Exercise goal:
Take the data below and repeat it exactly.

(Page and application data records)
★ ★ ★ ★ ★ ★ ★

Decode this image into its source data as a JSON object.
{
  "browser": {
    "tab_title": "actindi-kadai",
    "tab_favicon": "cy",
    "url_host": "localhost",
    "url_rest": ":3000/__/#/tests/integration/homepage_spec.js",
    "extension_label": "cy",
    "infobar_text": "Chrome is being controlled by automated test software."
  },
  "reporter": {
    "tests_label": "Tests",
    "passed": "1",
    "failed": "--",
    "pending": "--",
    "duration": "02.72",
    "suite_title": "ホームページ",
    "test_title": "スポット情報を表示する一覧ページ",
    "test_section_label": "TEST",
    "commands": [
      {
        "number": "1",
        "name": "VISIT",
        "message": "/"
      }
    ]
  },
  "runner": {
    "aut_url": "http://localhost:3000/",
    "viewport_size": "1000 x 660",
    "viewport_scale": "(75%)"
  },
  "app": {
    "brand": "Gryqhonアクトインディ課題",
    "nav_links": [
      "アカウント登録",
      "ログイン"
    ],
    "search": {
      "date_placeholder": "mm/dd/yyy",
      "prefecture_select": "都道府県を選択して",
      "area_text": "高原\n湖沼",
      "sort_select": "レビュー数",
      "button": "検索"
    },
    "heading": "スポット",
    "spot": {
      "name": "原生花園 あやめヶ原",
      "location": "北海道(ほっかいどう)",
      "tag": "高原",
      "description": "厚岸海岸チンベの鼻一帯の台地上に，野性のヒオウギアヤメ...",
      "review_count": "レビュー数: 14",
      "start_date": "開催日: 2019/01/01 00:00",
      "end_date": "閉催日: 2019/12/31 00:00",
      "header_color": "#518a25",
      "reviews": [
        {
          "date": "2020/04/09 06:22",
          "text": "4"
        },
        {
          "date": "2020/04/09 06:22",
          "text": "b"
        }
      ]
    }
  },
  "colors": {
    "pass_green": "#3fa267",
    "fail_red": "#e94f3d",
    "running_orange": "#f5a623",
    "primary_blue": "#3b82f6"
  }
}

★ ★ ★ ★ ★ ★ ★

Result for this exercise:
Decode this image into its source data as a JSON object.
{
  "browser": {
    "tab_title": "actindi-kadai",
    "tab_favicon": "cy",
    "url_host": "localhost",
    "url_rest": ":3000/__/#/tests/integration/homepage_spec.js",
    "extension_label": "cy",
    "infobar_text": "Chrome is being controlled by automated test software."
  },
  "reporter": {
    "tests_label": "Tests",
    "passed": "1",
    "failed": "--",
    "pending": "--",
    "duration": "02.72",
    "suite_title": "ホームページ",
    "test_title": "スポット情報を表示する一覧ページ",
    "test_section_label": "TEST",
    "commands": [
      {
        "number": "1",
        "name": "VISIT",
        "message": "/"
      }
    ]
  },
  "runner": {
    "aut_url": "http://localhost:3000/",
    "viewport_size": "1000 x 660",
    "viewport_scale": "(75%)"
  },
  "app": {
    "brand": "Gryqhonアクトインディ課題",
    "nav_links": [
      "アカウント登録",
      "ログイン"
    ],
    "search": {
      "date_placeholder": "mm/dd/yyy",
      "prefecture_select": "都道府県を選択して",
      "area_text": "高原\n湖沼",
      "sort_select": "レビュー数",
      "button": "検索"
    },
    "heading": "スポット",
    "spot": {
      "name": "原生花園 あやめヶ原",
      "location": "北海道(ほっかいどう)",
      "tag": "高原",
      "description": "厚岸海岸チンベの鼻一帯の台地上に，野性のヒオウギアヤメ...",
      "review_count": "レビュー数: 14",
      "start_date": "開催日: 2019/01/01 00:00",
      "end_date": "閉催日: 2019/12/31 00:00",
      "header_color": "#518a25",
      "reviews": [
        {
          "date": "2020/04/09 06:22",
          "text": "4"
        },
        {
          "date": "2020/04/09 06:22",
          "text": "b"
        }
      ]
    }
  },
  "colors": {
    "pass_green": "#3fa267",
    "fail_red": "#e94f3d",
    "running_orange": "#f5a623",
    "primary_blue": "#3b82f6"
  }
}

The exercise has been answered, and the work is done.